On the International Day of Peace, Oladosu Adenike explores why the climate crisis is a threat to all of us
One of the greatest threats to humanity’s existence is climate change. And its cumulative effects have made climate change more deadly than a pandemic, especially in places with little to no regard for human rights. This crisis has the potential to transform into another world war if the rights of people around the world continue to be violated in unstable environmental conditions.
No wonder the theme UN’s International Day of Peace for 2020 is Shaping Peace Together – we must reshape our interactions with our environment.
Around the world, conflicts exist with many dimensions: religious, ethnic, social and economic. But a common denominator is often around who controls the resources. Climate change leads to the depletion of natural resources – like fertile land and clean water. And invariably conflicts arise due to humankind’s inability to manage resource. We can’t fight climate-related insecurity through arms and ammunition. We need to invest less in weapons and build a peaceful world.
Shaping our world through peace requires coming together to solve the root causes of the conflicts.

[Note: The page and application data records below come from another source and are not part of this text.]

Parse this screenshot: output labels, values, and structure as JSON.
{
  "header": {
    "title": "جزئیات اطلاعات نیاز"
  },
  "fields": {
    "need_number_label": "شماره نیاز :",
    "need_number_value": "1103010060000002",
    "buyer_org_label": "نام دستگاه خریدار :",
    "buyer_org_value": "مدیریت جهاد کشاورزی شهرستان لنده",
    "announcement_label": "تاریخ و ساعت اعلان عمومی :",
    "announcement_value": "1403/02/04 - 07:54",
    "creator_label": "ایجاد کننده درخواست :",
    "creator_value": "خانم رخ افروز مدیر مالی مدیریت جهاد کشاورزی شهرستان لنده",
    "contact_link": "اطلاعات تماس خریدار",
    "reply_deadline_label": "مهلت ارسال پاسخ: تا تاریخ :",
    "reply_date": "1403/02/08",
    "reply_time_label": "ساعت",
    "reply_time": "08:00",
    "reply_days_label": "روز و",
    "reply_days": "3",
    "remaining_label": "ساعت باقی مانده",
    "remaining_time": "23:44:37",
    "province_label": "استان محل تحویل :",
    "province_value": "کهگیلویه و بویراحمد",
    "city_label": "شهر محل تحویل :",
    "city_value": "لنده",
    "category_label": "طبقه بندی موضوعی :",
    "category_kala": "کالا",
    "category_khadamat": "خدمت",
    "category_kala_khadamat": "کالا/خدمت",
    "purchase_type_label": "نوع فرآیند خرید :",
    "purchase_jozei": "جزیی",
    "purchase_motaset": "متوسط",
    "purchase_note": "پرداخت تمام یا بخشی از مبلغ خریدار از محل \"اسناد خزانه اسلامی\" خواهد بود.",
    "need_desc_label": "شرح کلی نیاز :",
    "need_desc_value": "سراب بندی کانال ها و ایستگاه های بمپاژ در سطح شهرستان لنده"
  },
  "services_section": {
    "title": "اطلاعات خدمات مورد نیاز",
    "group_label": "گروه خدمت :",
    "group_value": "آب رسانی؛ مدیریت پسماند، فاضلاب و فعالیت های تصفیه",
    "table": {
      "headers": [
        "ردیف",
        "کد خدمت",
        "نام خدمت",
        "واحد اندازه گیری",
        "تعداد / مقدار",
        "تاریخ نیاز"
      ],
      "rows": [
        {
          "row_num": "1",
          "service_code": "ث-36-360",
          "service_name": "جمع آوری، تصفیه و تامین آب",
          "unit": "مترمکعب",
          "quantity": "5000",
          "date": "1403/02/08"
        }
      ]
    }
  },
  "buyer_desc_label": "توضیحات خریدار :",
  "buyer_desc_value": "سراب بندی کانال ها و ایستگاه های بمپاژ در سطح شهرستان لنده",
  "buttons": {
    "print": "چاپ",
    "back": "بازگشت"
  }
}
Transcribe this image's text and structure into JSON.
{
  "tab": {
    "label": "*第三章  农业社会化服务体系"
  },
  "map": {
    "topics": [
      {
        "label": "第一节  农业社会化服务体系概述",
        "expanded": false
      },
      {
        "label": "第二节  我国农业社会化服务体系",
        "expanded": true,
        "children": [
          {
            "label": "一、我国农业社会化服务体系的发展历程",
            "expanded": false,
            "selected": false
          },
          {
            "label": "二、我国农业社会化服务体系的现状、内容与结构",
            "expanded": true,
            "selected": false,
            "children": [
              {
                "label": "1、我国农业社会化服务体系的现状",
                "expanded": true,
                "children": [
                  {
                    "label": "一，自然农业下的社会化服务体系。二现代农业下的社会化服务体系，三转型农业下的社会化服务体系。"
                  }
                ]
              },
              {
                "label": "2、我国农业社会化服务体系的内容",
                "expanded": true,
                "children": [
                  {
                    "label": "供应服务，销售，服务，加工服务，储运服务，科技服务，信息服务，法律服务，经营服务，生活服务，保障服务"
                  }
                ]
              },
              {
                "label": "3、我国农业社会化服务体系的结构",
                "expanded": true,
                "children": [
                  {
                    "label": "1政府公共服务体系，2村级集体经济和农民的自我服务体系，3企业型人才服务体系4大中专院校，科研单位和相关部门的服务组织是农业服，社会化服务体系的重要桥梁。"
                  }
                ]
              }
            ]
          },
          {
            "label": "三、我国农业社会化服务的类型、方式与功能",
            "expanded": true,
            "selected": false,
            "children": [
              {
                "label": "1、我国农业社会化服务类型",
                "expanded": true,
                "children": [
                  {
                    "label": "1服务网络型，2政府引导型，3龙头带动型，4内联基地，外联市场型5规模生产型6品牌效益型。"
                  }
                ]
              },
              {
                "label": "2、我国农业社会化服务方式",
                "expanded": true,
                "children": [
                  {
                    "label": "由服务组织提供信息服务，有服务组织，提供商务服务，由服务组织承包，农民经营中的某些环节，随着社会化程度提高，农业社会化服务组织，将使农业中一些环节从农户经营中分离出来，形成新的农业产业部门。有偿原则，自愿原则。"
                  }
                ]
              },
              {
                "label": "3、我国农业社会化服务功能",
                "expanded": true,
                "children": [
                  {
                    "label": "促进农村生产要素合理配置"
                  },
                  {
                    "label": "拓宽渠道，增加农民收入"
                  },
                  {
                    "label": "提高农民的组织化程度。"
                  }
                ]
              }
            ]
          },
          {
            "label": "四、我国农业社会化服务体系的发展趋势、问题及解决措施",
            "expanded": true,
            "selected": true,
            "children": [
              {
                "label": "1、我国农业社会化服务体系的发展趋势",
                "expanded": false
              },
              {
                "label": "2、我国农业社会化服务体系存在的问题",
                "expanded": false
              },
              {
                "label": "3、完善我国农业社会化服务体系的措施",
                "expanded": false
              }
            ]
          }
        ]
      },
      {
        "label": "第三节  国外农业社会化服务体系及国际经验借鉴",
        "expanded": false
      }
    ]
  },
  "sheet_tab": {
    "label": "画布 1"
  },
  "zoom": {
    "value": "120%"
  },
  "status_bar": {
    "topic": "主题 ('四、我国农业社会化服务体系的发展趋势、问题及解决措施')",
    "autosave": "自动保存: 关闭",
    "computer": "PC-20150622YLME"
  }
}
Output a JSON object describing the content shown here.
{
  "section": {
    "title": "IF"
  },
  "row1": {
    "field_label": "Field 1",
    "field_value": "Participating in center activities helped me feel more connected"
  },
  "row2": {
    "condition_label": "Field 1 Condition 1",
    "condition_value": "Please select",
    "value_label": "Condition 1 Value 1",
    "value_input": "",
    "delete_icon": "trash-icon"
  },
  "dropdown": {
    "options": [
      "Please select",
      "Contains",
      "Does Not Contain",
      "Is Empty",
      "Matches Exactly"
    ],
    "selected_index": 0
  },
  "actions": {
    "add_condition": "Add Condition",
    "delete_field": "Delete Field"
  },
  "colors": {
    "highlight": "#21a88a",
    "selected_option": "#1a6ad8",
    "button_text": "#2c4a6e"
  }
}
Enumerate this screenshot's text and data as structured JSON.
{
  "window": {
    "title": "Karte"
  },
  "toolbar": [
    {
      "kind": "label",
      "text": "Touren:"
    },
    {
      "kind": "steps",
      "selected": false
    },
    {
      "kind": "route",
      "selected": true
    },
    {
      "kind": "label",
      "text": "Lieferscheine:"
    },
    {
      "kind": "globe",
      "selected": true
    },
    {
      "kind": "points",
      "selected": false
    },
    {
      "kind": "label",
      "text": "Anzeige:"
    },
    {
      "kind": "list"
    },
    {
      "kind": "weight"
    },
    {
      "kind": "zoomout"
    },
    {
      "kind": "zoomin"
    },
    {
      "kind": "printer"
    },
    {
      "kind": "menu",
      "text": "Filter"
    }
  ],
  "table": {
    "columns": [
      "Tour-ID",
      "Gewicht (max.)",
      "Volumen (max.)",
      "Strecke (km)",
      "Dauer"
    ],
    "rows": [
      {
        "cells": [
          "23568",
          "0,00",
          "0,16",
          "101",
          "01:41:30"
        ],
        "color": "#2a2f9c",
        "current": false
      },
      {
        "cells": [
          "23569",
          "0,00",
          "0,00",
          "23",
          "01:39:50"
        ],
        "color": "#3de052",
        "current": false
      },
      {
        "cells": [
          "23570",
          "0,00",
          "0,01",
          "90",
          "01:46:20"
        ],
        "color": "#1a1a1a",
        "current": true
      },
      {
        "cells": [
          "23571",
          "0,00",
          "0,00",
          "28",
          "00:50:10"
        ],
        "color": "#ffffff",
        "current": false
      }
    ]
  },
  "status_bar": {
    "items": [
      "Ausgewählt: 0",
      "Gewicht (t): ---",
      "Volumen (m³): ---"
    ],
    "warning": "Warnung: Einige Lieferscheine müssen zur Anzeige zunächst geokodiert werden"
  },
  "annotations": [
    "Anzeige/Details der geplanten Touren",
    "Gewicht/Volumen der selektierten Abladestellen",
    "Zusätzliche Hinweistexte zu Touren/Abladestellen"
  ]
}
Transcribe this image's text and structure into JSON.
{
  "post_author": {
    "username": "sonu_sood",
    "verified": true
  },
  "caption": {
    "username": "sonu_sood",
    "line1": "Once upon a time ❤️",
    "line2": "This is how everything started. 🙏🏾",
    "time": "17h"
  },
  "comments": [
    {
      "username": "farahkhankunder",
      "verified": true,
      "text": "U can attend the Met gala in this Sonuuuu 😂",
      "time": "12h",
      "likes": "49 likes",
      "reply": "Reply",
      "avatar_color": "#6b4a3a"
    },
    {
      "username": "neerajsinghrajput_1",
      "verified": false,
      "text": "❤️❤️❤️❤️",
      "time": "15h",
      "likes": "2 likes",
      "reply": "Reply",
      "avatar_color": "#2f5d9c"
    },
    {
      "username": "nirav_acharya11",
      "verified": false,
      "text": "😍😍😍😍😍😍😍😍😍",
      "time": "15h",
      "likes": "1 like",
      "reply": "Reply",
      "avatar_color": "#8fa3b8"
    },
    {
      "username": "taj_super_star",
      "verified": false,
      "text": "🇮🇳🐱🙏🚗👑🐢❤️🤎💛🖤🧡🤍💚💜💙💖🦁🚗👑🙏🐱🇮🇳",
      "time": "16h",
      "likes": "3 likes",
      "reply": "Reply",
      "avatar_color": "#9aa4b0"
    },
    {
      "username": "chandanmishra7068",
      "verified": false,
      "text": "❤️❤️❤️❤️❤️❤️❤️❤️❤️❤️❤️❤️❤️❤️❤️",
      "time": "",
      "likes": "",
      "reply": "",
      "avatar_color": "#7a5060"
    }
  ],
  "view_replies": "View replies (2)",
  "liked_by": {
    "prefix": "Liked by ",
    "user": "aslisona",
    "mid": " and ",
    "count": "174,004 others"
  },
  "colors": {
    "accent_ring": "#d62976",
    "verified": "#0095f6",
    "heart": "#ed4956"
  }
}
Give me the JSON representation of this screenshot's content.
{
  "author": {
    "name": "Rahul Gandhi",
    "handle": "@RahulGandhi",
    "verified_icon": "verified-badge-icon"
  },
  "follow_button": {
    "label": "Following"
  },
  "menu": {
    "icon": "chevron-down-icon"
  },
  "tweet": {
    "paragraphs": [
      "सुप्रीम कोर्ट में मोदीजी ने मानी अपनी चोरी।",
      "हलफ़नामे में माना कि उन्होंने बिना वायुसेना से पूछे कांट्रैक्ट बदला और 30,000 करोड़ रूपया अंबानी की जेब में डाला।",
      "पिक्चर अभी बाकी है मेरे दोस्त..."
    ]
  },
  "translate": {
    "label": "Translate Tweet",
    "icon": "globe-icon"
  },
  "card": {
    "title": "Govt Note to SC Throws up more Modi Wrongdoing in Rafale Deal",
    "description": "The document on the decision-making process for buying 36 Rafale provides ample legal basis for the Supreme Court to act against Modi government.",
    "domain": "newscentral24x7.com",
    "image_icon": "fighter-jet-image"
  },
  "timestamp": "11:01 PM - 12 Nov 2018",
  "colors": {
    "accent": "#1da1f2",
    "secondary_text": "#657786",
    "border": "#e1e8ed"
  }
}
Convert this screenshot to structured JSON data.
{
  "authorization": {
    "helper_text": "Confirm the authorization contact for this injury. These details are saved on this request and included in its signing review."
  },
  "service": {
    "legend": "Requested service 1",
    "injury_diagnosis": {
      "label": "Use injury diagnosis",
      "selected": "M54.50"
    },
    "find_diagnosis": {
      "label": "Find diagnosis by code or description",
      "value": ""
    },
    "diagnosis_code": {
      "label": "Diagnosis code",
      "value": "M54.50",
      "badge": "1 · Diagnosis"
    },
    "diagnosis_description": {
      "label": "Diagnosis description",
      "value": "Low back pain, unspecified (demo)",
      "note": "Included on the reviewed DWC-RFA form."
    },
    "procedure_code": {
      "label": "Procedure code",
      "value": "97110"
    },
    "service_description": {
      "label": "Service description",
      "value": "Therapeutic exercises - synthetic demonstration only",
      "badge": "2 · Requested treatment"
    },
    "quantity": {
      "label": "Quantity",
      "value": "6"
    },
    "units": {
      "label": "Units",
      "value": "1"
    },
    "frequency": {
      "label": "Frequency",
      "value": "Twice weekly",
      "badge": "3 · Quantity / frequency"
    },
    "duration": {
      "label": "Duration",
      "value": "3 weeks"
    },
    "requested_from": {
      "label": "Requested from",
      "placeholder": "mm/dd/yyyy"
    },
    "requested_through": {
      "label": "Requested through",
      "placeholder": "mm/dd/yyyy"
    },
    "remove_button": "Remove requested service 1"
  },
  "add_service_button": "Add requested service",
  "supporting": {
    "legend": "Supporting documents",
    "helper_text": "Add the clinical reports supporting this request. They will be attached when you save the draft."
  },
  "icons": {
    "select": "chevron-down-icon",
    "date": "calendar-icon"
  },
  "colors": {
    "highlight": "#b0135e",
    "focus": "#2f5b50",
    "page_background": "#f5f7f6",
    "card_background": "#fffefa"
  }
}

As the world’s population increases and available resources decrease, humanity is heading for trouble. Sub-Saharan Africa has witnessed the ‘bloody effects’ of climate change, from the bigoted conflicts of Boko Haram in the Lake Chad region to the Niger Delta crises to the present farmers-herdsmen conflict in West Africa. The proliferation of arms and dangerous weapons are evident in these conflict zones. As the climate changes, environmental resources such as creeks, lakes and forest becomes hideouts for terrorists.
This year’s theme for the International Day of Peace is apt; and it aligns with the Africa Union theme for the year 2020: Silencing the Guns.
The UN General assembly has declared today as a day devoted to strengthening the ideals of peace, through observing 24 hours of non-violence and ceasefires. Shaping peace together in 2020 requires the silencing of the guns. Peace cannot exist alongside violence. Peace acts as an extinguisher of violence.
In Africa and the Middle-East, societal inequalities – that are made worse by the climate crisis – are leading to conflicts and acts of violence. We need to fight against the root causes of poverty, low agricultural productivity, unemployment and corruption if we want to solve conflicts. Climate actions such as the implementation of the Paris agreement, afforestation and recycling can help address the perennial shortage of natural resources that leads to conflicts.
COVID-19 has increased inequalities of all kinds and has disrupted development as global economies have shut down. Even for countries at peace, the coronavirus pandemic has crippled the livelihood of millions of people with an increase in death and infection cases recorded. We need economic recovery policies that reduce inequalities among people as well as protect the natural world.
Democracy and peace are two sides of the same coin: inseparable with the common goal of promoting human rights. Democracy serves as a support system in creating a space for peace. A peaceful world starts with all of us standing up for the rights of the people and the planet that we inhabit.
Oladosu Adenike (firstname.lastname@example.org) is a climate justice activist, ecofeminist and eco-reporter from Nigeria. She specialises in equality, security and peace building in Africa especially the Lake Chad region.